I recently ran across this critical view of “bureaucratic language” in journalism. According to the writer interviewed:
“[Bureaucratic language] removes the actors from their actions, thereby obscuring attributions of responsibility and leaving the reader with little information about cause and effect. These absences are particularly problematic when it comes to reporting on complex political and social issues. If one of the roles of journalism is to promote accountability, then our reporting must not shield responsible actors through our syntactic structure.”
The example in the article is that of an “officer-involved shooting” – which is a particularly tortured way to avoid saying directly that an officer shot a civilian. The construction is not technically the passive voice, but has the same effect, erasing the person who’s actually doing something, in this case, shooting someone.
For me, one way to avoid this weaselly wording is a grammatical principle that I initially encountered a few years ago in the University of Chicago's "Little Red Schoolhouse" and the related book Style: Toward Clarity and Grace, by Joseph Williams. The principle is now the basis for much of my line editing.
As I'm reading a draft manuscript, I identify its main “characters,” the handful of agents (human or nonhuman, concrete or abstract) that the text is intended to be about. In academic articles, these are often the keywords; for this short blog post, they are something like bureaucratic language, the quality of writing, characters, accountability, etc.
Then I go back through the document line by line and make suggested edits so that most of the sentences have those characters as their main (grammatical) subjects. Of course not all of the sentences need to be structured that way; there are other details or tangents that the author likely wants to cover.
This approach is mostly about improving the clarity and cadence of the text.
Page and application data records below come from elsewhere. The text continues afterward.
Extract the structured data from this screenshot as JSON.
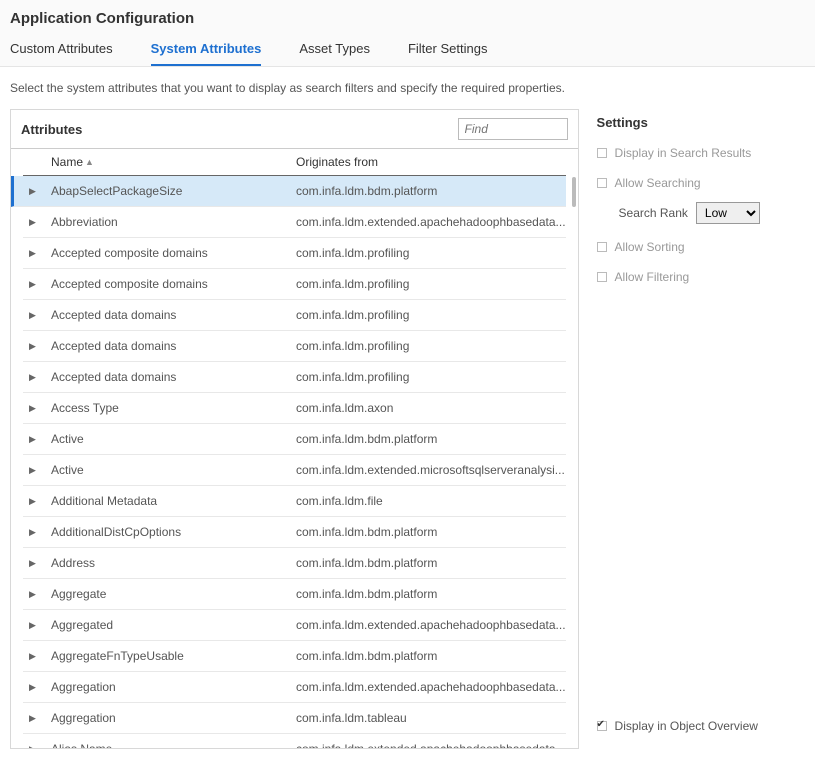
{
  "page_title": "Application Configuration",
  "tabs": [
    {
      "label": "Custom Attributes",
      "active": false
    },
    {
      "label": "System Attributes",
      "active": true
    },
    {
      "label": "Asset Types",
      "active": false
    },
    {
      "label": "Filter Settings",
      "active": false
    }
  ],
  "description": "Select the system attributes that you want to display as search filters and specify the required properties.",
  "attributes_panel": {
    "title": "Attributes",
    "find_placeholder": "Find",
    "col_name": "Name",
    "col_origin": "Originates from",
    "rows": [
      {
        "name": "AbapSelectPackageSize",
        "origin": "com.infa.ldm.bdm.platform",
        "selected": true
      },
      {
        "name": "Abbreviation",
        "origin": "com.infa.ldm.extended.apachehadoophbasedata..."
      },
      {
        "name": "Accepted composite domains",
        "origin": "com.infa.ldm.profiling"
      },
      {
        "name": "Accepted composite domains",
        "origin": "com.infa.ldm.profiling"
      },
      {
        "name": "Accepted data domains",
        "origin": "com.infa.ldm.profiling"
      },
      {
        "name": "Accepted data domains",
        "origin": "com.infa.ldm.profiling"
      },
      {
        "name": "Accepted data domains",
        "origin": "com.infa.ldm.profiling"
      },
      {
        "name": "Access Type",
        "origin": "com.infa.ldm.axon"
      },
      {
        "name": "Active",
        "origin": "com.infa.ldm.bdm.platform"
      },
      {
        "name": "Active",
        "origin": "com.infa.ldm.extended.microsoftsqlserveranalysi..."
      },
      {
        "name": "Additional Metadata",
        "origin": "com.infa.ldm.file"
      },
      {
        "name": "AdditionalDistCpOptions",
        "origin": "com.infa.ldm.bdm.platform"
      },
      {
        "name": "Address",
        "origin": "com.infa.ldm.bdm.platform"
      },
      {
        "name": "Aggregate",
        "origin": "com.infa.ldm.bdm.platform"
      },
      {
        "name": "Aggregated",
        "origin": "com.infa.ldm.extended.apachehadoophbasedata..."
      },
      {
        "name": "AggregateFnTypeUsable",
        "origin": "com.infa.ldm.bdm.platform"
      },
      {
        "name": "Aggregation",
        "origin": "com.infa.ldm.extended.apachehadoophbasedata..."
      },
      {
        "name": "Aggregation",
        "origin": "com.infa.ldm.tableau"
      },
      {
        "name": "Alias Name",
        "origin": "com.infa.ldm.extended.apachehadoophbasedata..."
      }
    ]
  },
  "settings_panel": {
    "title": "Settings",
    "display_search_results": "Display in Search Results",
    "allow_searching": "Allow Searching",
    "search_rank_label": "Search Rank",
    "search_rank_value": "Low",
    "allow_sorting": "Allow Sorting",
    "allow_filtering": "Allow Filtering",
    "display_object_overview": "Display in Object Overview"
  }
}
But it also can help ensure that the "man behind the curtain," so to speak, is revealed.
For more on this “debasement of language" in the name of obscuring powerful actors, see George Orwell’s 1946 essay “Politics and the English Language" or the call from contemporary writer Rebecca Solnit to describe climate change as a form of violence.